Aim of the task: Below are records to give again exactly; omit each image they contain.

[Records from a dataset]
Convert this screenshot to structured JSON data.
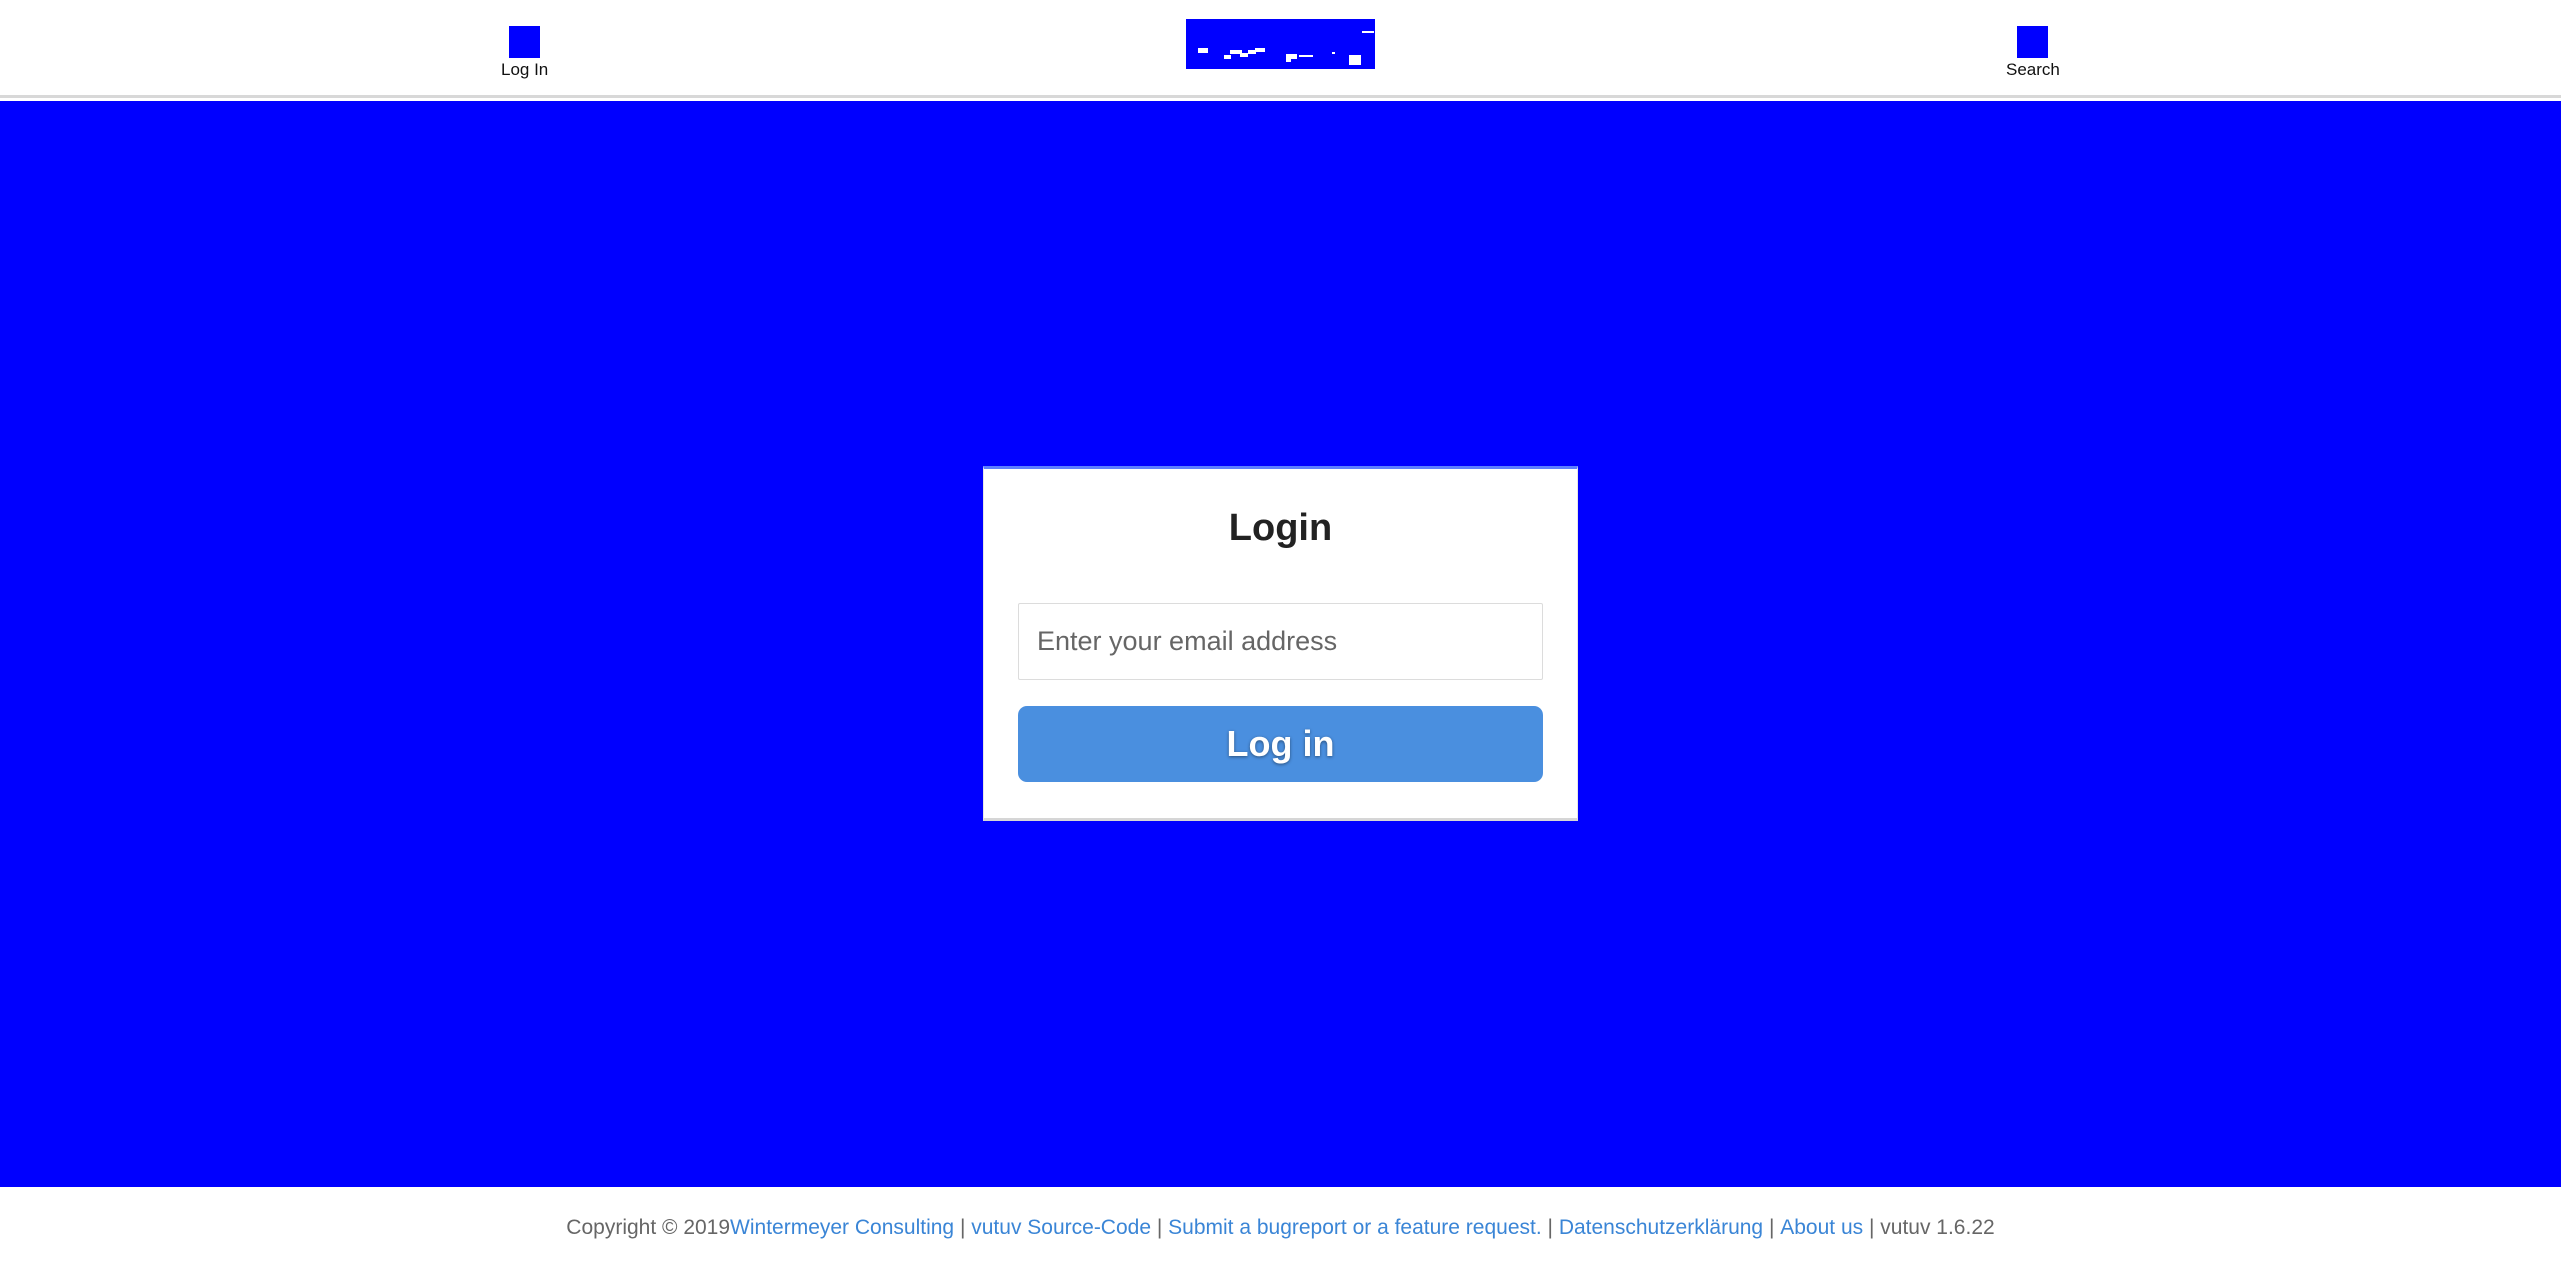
{
  "header": {
    "nav_login_label": "Log In",
    "nav_search_label": "Search",
    "icon_color": "#0000ff"
  },
  "main": {
    "background_color": "#0000ff",
    "login_card": {
      "title": "Login",
      "email_placeholder": "Enter your email address",
      "email_value": "",
      "submit_label": "Log in",
      "button_color": "#4a8fdf"
    }
  },
  "footer": {
    "copyright": "Copyright © 2019 ",
    "links": [
      "Wintermeyer Consulting",
      "vutuv Source-Code",
      "Submit a bugreport or a feature request.",
      "Datenschutzerklärung",
      "About us"
    ],
    "separator": " | ",
    "version": "vutuv 1.6.22",
    "link_color": "#3a85d6"
  }
}
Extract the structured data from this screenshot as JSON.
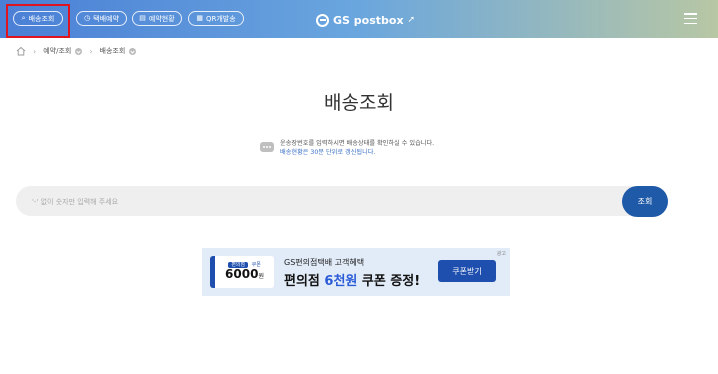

Response box:
Convert this screenshot to structured JSON data.
{
  "header": {
    "nav_login_label": "Log In",
    "nav_search_label": "Search",
    "icon_color": "#0000ff"
  },
  "main": {
    "background_color": "#0000ff",
    "login_card": {
      "title": "Login",
      "email_placeholder": "Enter your email address",
      "email_value": "",
      "submit_label": "Log in",
      "button_color": "#4a8fdf"
    }
  },
  "footer": {
    "copyright": "Copyright © 2019 ",
    "links": [
      "Wintermeyer Consulting",
      "vutuv Source-Code",
      "Submit a bugreport or a feature request.",
      "Datenschutzerklärung",
      "About us"
    ],
    "separator": " | ",
    "version": "vutuv 1.6.22",
    "link_color": "#3a85d6"
  }
}
Extract the structured data from this screenshot as JSON.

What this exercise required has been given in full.